Referring to case law from the European Courts, the patent owner explained to the Court that it was not negligent in the aspects of the wording, scope of recipients, and time of delivery when sending the letter. The patent owner emphasized the case law of the Madrid Courts that even if there is a threat in the warning letter that a lawsuit may be filed against the recipients, it cannot justify actions of unfair competition when the content of the letter is accurate.
The Commercial Court examined the evidence and determined that the content of the letter reflected the facts and, as of the date of the letter, it was not known if the Gx company was infringing upon the patent or not. The Commercial Court acknowledged that the tone and wording of the letter was accurate, and the Gx company did not provide any information to the manufacturing company about non-infringement actions; thus, the manufacturing company halted manufacturing pending the outcome of the court action.

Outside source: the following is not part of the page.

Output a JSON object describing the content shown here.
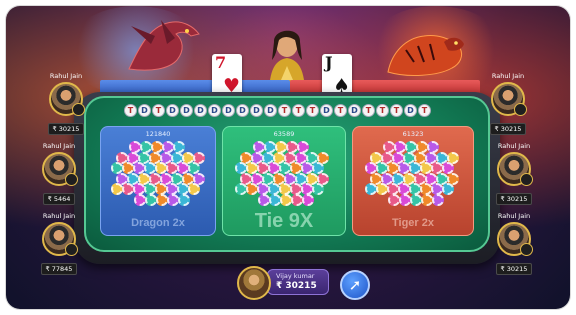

Quite surprisingly, and at conflict with these determinations, the Court evaluated that the patent owner made the manufacturing company believe that there was a patent infringement and, thus, the Gx company was acting contrary to the law, which led the manufacturing company to halt the production of the Gx products. Additionally, the Court considered that the patent owner filed a patent infringement action, although it should have known that the patent was not infringed upon. Consequently, the patent owner, in informing the manufacturing company of the ongoing action, should be deemed to have acted against the principle of integrity.
Consequently, the Court decided that the act of sending a letter to the manufacturing company constitutes unfair competition and, therefore, the Gx company’s moral damages should be compensated. The court rejected the material damage claim of the Gx company, since it had not been solidified and proven.
In our view the Commercial Court’s decision is quite problematic since it was the Gx company that did not explain to the manufacturing company why it was not infringing upon the patent and, therefore, this led the manufacturing company to believe that it might be committing an illegal act. It is erroneous to blame the patent owner with creating a pejorative environment against the Gx company by filing a patent infringement action and informing relevant third parties of this action, as the patent owner had no other choice but to file a court action to have the patent infringement risk assessed. As well, there were no grounds to argue that the patent owner “should have known” of the (non-)infringement, as the characteristics of the Gx product may only be known by the Gx company.
The decision of the Commercial Court has been appealed before the District Court by both parties, and the appeal is ongoing.
Gün + Partners represented the patent owner in this matter.